How Is Consumer Watchdog 'Helping' When It's Trying To Destroy Services Consumers Find Useful
from the get-away-from-my-email dept
A few weeks ago, we wrote about a troubling ruling by Judge Lucy Koh, in which she accepted the argument pushed by a group called Consumer Watchdog (which is basically an anti-Google organization focused on misrepresenting Google at every opportunity) that Google’s Gmail conducted some sort of illegal wiretap when its computers scanned incoming emails to put relevant ads next to it. As we noted, if having a computer scan your email is illegal wiretapping, then pretty much any anti-spam software is also an illegal wiretap. The whole concept is really ridiculous. If you send me a mail, you are granting permission for me to view that mail however I wish to view it — and if that includes reading it via Gmail and having its automated computers put ads next to it, then that’s the price you pay.
Unfortunately, with Judge Koh unwilling to recognize this basic concept, it’s now open season on email providers. A very similar lawsuit has now been filed against Yahoo, and I’m sure it won’t be the last one.
The whole situation is screwed up beyond belief. Eric Goldman’s comments on the original lawsuit against Google are completely on point here. Not only does this ruling show how totally screwed up ECPA (the Electronic Communications Privacy Act) is, but the whole thing may lead to making just about everyone a hell of a lot worse off. Goldman notes why Judge Koh’s ruling is almost certainly incorrect under the law: algorithmic processing of content isn’t considered interception under the law; the ruling could certainly apply to anti-spam/anti-virus/spell-checking services and more; email providers have been doing this for ages, so where’s the statute of limitations; and what actual harm was caused to people who had their email scanned?

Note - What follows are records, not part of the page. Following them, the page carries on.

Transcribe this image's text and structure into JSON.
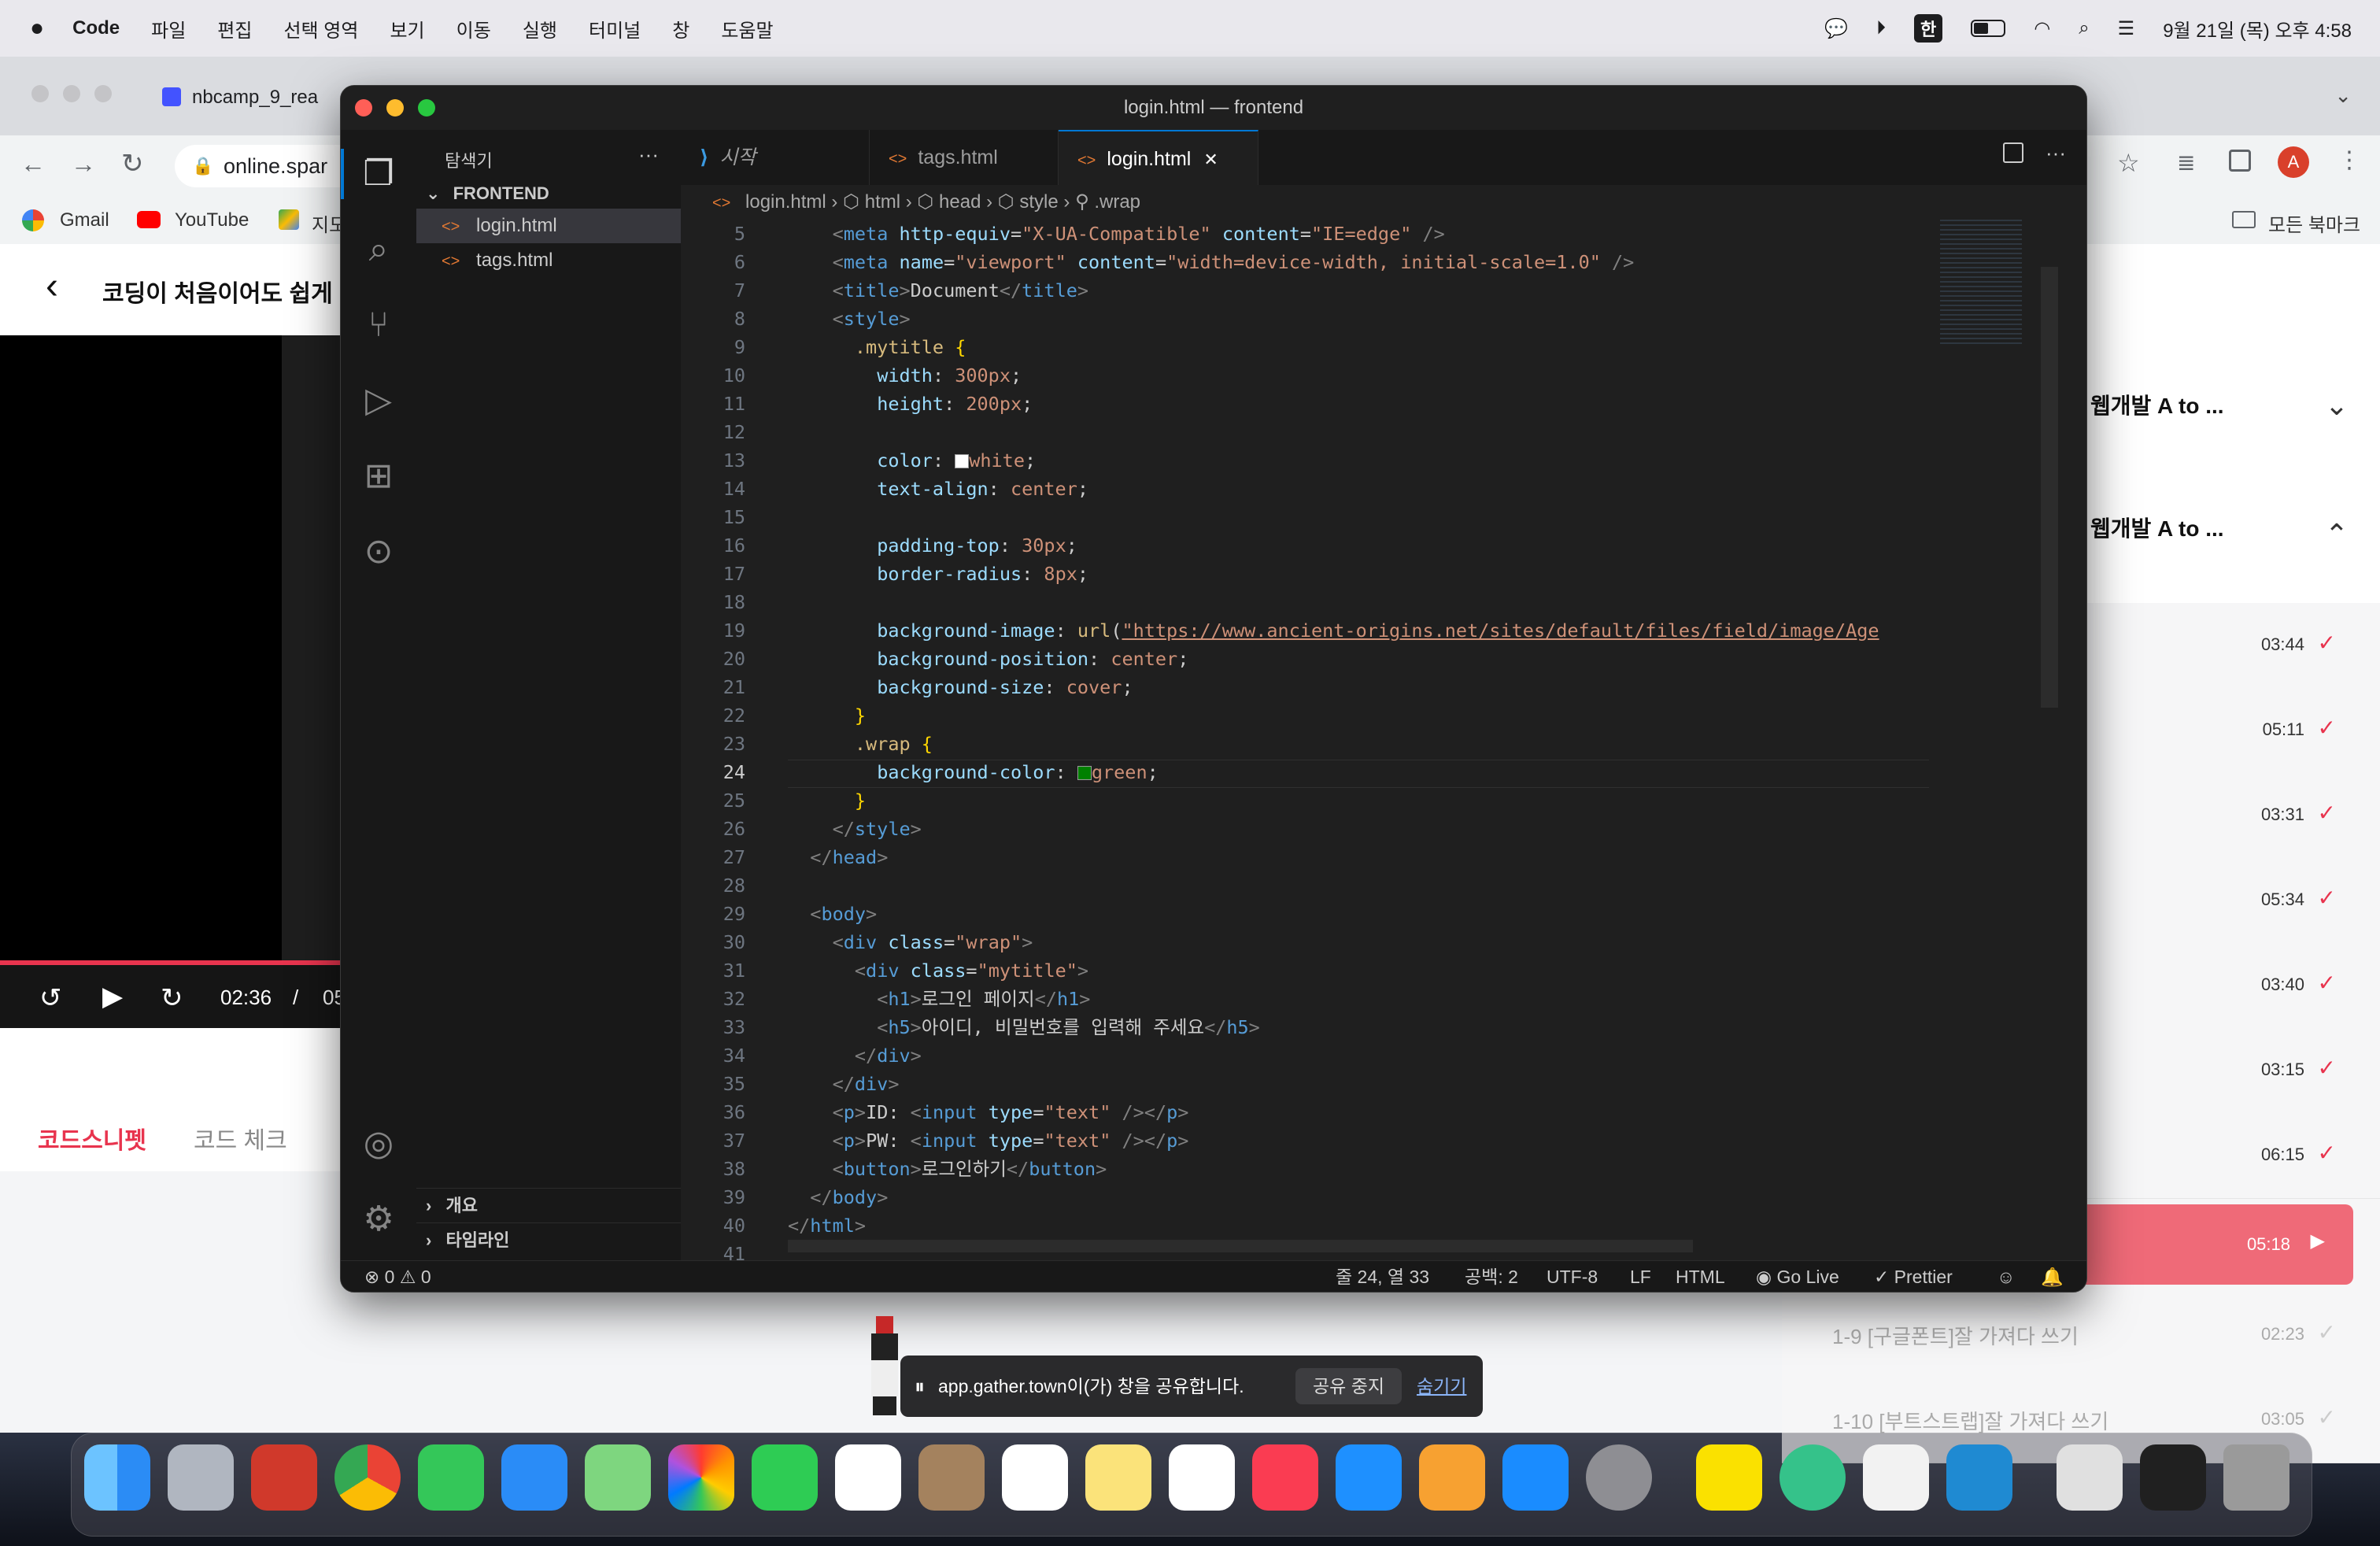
{
  "menubar": {
    "app_name": "Code",
    "items": [
      "파일",
      "편집",
      "선택 영역",
      "보기",
      "이동",
      "실행",
      "터미널",
      "창",
      "도움말"
    ],
    "input_method": "한",
    "clock": "9월 21일 (목) 오후 4:58"
  },
  "chrome": {
    "tab_title": "nbcamp_9_rea",
    "address": "online.spar",
    "bookmarks": [
      "Gmail",
      "YouTube",
      "지도"
    ],
    "all_bookmarks": "모든 북마크",
    "avatar_letter": "A"
  },
  "course_page": {
    "title": "코딩이 처음이어도 쉽게",
    "video_time": "02:36",
    "video_sep": "/",
    "video_total": "05",
    "skip_back": "10",
    "skip_fwd": "10",
    "tabs": [
      "코드스니펫",
      "코드 체크"
    ],
    "sections": [
      "웹개발 A to ...",
      "웹개발 A to ..."
    ],
    "lessons": [
      {
        "time": "03:44"
      },
      {
        "time": "05:11"
      },
      {
        "time": "03:31"
      },
      {
        "time": "05:34"
      },
      {
        "time": "03:40"
      },
      {
        "time": "03:15"
      },
      {
        "time": "06:15"
      },
      {
        "time": "05:18",
        "active": true
      },
      {
        "label": "1-9  [구글폰트]잘 가져다 쓰기",
        "time": "02:23"
      },
      {
        "label": "1-10  [부트스트랩]잘 가져다 쓰기",
        "time": "03:05"
      }
    ]
  },
  "share_banner": {
    "text": "app.gather.town이(가) 창을 공유합니다.",
    "stop": "공유 중지",
    "hide": "숨기기"
  },
  "vscode": {
    "window_title": "login.html — frontend",
    "explorer_title": "탐색기",
    "explorer_more": "···",
    "folder": "FRONTEND",
    "files": [
      "login.html",
      "tags.html"
    ],
    "outline": "개요",
    "timeline": "타임라인",
    "tabs": [
      {
        "label": "시작"
      },
      {
        "label": "tags.html"
      },
      {
        "label": "login.html",
        "active": true
      }
    ],
    "breadcrumb": [
      "login.html",
      "html",
      "head",
      "style",
      ".wrap"
    ],
    "status": {
      "errors": "0",
      "warnings": "0",
      "position": "줄 24, 열 33",
      "spaces": "공백: 2",
      "encoding": "UTF-8",
      "eol": "LF",
      "language": "HTML",
      "golive": "Go Live",
      "prettier": "Prettier"
    },
    "code": [
      {
        "n": "5",
        "h": "    <span class='p'>&lt;</span><span class='t'>meta</span> <span class='a'>http-equiv</span>=<span class='s'>\"X-UA-Compatible\"</span> <span class='a'>content</span>=<span class='s'>\"IE=edge\"</span> <span class='p'>/&gt;</span>"
      },
      {
        "n": "6",
        "h": "    <span class='p'>&lt;</span><span class='t'>meta</span> <span class='a'>name</span>=<span class='s'>\"viewport\"</span> <span class='a'>content</span>=<span class='s'>\"width=device-width, initial-scale=1.0\"</span> <span class='p'>/&gt;</span>"
      },
      {
        "n": "7",
        "h": "    <span class='p'>&lt;</span><span class='t'>title</span><span class='p'>&gt;</span>Document<span class='p'>&lt;/</span><span class='t'>title</span><span class='p'>&gt;</span>"
      },
      {
        "n": "8",
        "h": "    <span class='p'>&lt;</span><span class='t'>style</span><span class='p'>&gt;</span>"
      },
      {
        "n": "9",
        "h": "      <span class='sel'>.mytitle</span> <span class='b'>{</span>"
      },
      {
        "n": "10",
        "h": "        <span class='a'>width</span>: <span class='s'>300px</span>;"
      },
      {
        "n": "11",
        "h": "        <span class='a'>height</span>: <span class='s'>200px</span>;"
      },
      {
        "n": "12",
        "h": ""
      },
      {
        "n": "13",
        "h": "        <span class='a'>color</span>: <span style='display:inline-block;width:16px;height:16px;background:#fff;border:1px solid #999;vertical-align:-2px;'></span><span class='s'>white</span>;"
      },
      {
        "n": "14",
        "h": "        <span class='a'>text-align</span>: <span class='s'>center</span>;"
      },
      {
        "n": "15",
        "h": ""
      },
      {
        "n": "16",
        "h": "        <span class='a'>padding-top</span>: <span class='s'>30px</span>;"
      },
      {
        "n": "17",
        "h": "        <span class='a'>border-radius</span>: <span class='s'>8px</span>;"
      },
      {
        "n": "18",
        "h": ""
      },
      {
        "n": "19",
        "h": "        <span class='a'>background-image</span>: <span class='sel'>url</span>(<span class='s u'>\"https://www.ancient-origins.net/sites/default/files/field/image/Age</span>"
      },
      {
        "n": "20",
        "h": "        <span class='a'>background-position</span>: <span class='s'>center</span>;"
      },
      {
        "n": "21",
        "h": "        <span class='a'>background-size</span>: <span class='s'>cover</span>;"
      },
      {
        "n": "22",
        "h": "      <span class='b'>}</span>"
      },
      {
        "n": "23",
        "h": "      <span class='sel'>.wrap</span> <span class='b'>{</span>"
      },
      {
        "n": "24",
        "h": "        <span class='a'>background-color</span>: <span style='display:inline-block;width:16px;height:16px;background:#008000;border:1px solid #999;vertical-align:-2px;'></span><span class='s'>green</span>;"
      },
      {
        "n": "25",
        "h": "      <span class='b'>}</span>"
      },
      {
        "n": "26",
        "h": "    <span class='p'>&lt;/</span><span class='t'>style</span><span class='p'>&gt;</span>"
      },
      {
        "n": "27",
        "h": "  <span class='p'>&lt;/</span><span class='t'>head</span><span class='p'>&gt;</span>"
      },
      {
        "n": "28",
        "h": ""
      },
      {
        "n": "29",
        "h": "  <span class='p'>&lt;</span><span class='t'>body</span><span class='p'>&gt;</span>"
      },
      {
        "n": "30",
        "h": "    <span class='p'>&lt;</span><span class='t'>div</span> <span class='a'>class</span>=<span class='s'>\"wrap\"</span><span class='p'>&gt;</span>"
      },
      {
        "n": "31",
        "h": "      <span class='p'>&lt;</span><span class='t'>div</span> <span class='a'>class</span>=<span class='s'>\"mytitle\"</span><span class='p'>&gt;</span>"
      },
      {
        "n": "32",
        "h": "        <span class='p'>&lt;</span><span class='t'>h1</span><span class='p'>&gt;</span>로그인 페이지<span class='p'>&lt;/</span><span class='t'>h1</span><span class='p'>&gt;</span>"
      },
      {
        "n": "33",
        "h": "        <span class='p'>&lt;</span><span class='t'>h5</span><span class='p'>&gt;</span>아이디, 비밀번호를 입력해 주세요<span class='p'>&lt;/</span><span class='t'>h5</span><span class='p'>&gt;</span>"
      },
      {
        "n": "34",
        "h": "      <span class='p'>&lt;/</span><span class='t'>div</span><span class='p'>&gt;</span>"
      },
      {
        "n": "35",
        "h": "    <span class='p'>&lt;/</span><span class='t'>div</span><span class='p'>&gt;</span>"
      },
      {
        "n": "36",
        "h": "    <span class='p'>&lt;</span><span class='t'>p</span><span class='p'>&gt;</span>ID: <span class='p'>&lt;</span><span class='t'>input</span> <span class='a'>type</span>=<span class='s'>\"text\"</span> <span class='p'>/&gt;&lt;/</span><span class='t'>p</span><span class='p'>&gt;</span>"
      },
      {
        "n": "37",
        "h": "    <span class='p'>&lt;</span><span class='t'>p</span><span class='p'>&gt;</span>PW: <span class='p'>&lt;</span><span class='t'>input</span> <span class='a'>type</span>=<span class='s'>\"text\"</span> <span class='p'>/&gt;&lt;/</span><span class='t'>p</span><span class='p'>&gt;</span>"
      },
      {
        "n": "38",
        "h": "    <span class='p'>&lt;</span><span class='t'>button</span><span class='p'>&gt;</span>로그인하기<span class='p'>&lt;/</span><span class='t'>button</span><span class='p'>&gt;</span>"
      },
      {
        "n": "39",
        "h": "  <span class='p'>&lt;/</span><span class='t'>body</span><span class='p'>&gt;</span>"
      },
      {
        "n": "40",
        "h": "<span class='p'>&lt;/</span><span class='t'>html</span><span class='p'>&gt;</span>"
      },
      {
        "n": "41",
        "h": ""
      }
    ]
  }
}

But he concludes it with this plea for sanity to the likes of Consumer Watchdog:
PLEASE PLEASE PLEASE don’t take away my Gmail account. It has materially improved my life, and I hope and pray that I’m not downgraded into some second-rate email account due to this litigation.

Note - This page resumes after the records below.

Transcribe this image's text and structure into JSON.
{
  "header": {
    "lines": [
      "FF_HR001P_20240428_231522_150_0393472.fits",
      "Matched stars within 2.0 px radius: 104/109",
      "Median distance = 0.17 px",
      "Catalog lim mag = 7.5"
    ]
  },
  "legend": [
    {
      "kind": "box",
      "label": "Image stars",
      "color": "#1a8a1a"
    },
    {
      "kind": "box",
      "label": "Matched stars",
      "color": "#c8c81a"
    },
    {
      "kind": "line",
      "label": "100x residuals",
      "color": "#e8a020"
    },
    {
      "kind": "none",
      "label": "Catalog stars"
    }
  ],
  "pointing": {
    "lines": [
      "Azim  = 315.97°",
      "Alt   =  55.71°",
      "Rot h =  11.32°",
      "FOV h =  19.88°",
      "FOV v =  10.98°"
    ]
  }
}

Indeed. It leaves me wondering what “consumers” Consumer Watchdog is looking out for, because it’s not me, and it doesn’t appear to be the many many millions of people who use a variety of different webmail services quite happily — because it improves their lives. I don’t want a group (especially one prone to blatantly misrepresenting reality) to break email for me. That’s not being a watchdog, it’s being an authoritarian dipshit, arguing that millions of people around the world should be worse off because this one group thinks it knows best.